Amoena-phyllode.JPG (20657 bytes)Acacia amoena: There are many native Acacias or Wattles that develop into medium shrubs reaching a height of two metres or so. A few of these shrubby Wattles are well known in cultivation but there are literally dozens of species that are virtually unknown in horticulture. Many of these Wattles have horticultural potential and could be grown as components of native hedgerows and shrubberies.
Acacia amoena is one of these virtually unknown shrubby Wattles. Its common name is Boomerang Wattle and refers to the shape of the phyllodes. The Boomerang Wattle grows into an erect medium shrub with bright, golden globular flowers in spring. The distinctive feature of the Boomerang Wattle is the number of glands that occur along the margin of the phyllodes. There are usually two (see image) but in some cases there may be three or four. Usually Wattles have only one gland. The multiple glands are a distinctive feature and are used in the identification of the species. As with all Acacias, pruning after flowering is beneficial. Cut branches behind the spent flowers. This will encourage dense growth and bounteous blooming.
Acacia amoena occurs in eastern NSW with a population in the eastern highlands of Victoria.

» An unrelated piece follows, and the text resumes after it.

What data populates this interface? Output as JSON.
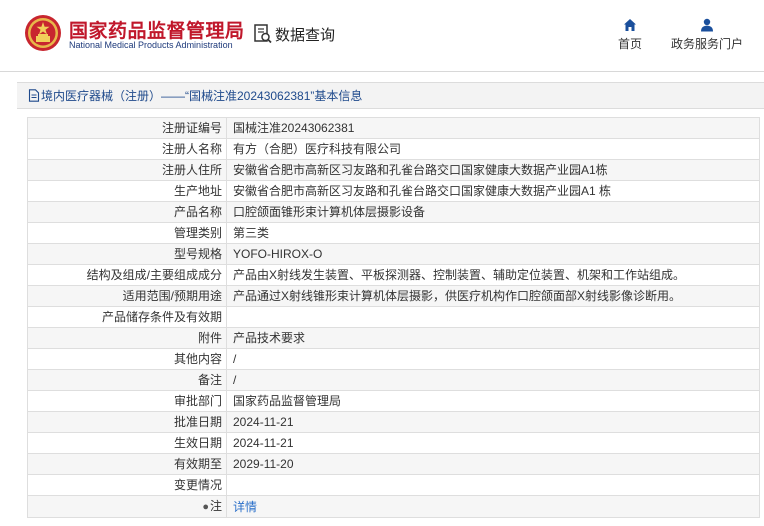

There is a population along the Oxley Highway east of Walcha on the Northern Tablelands of NSW.
Propagate from seeds and probably cuttings.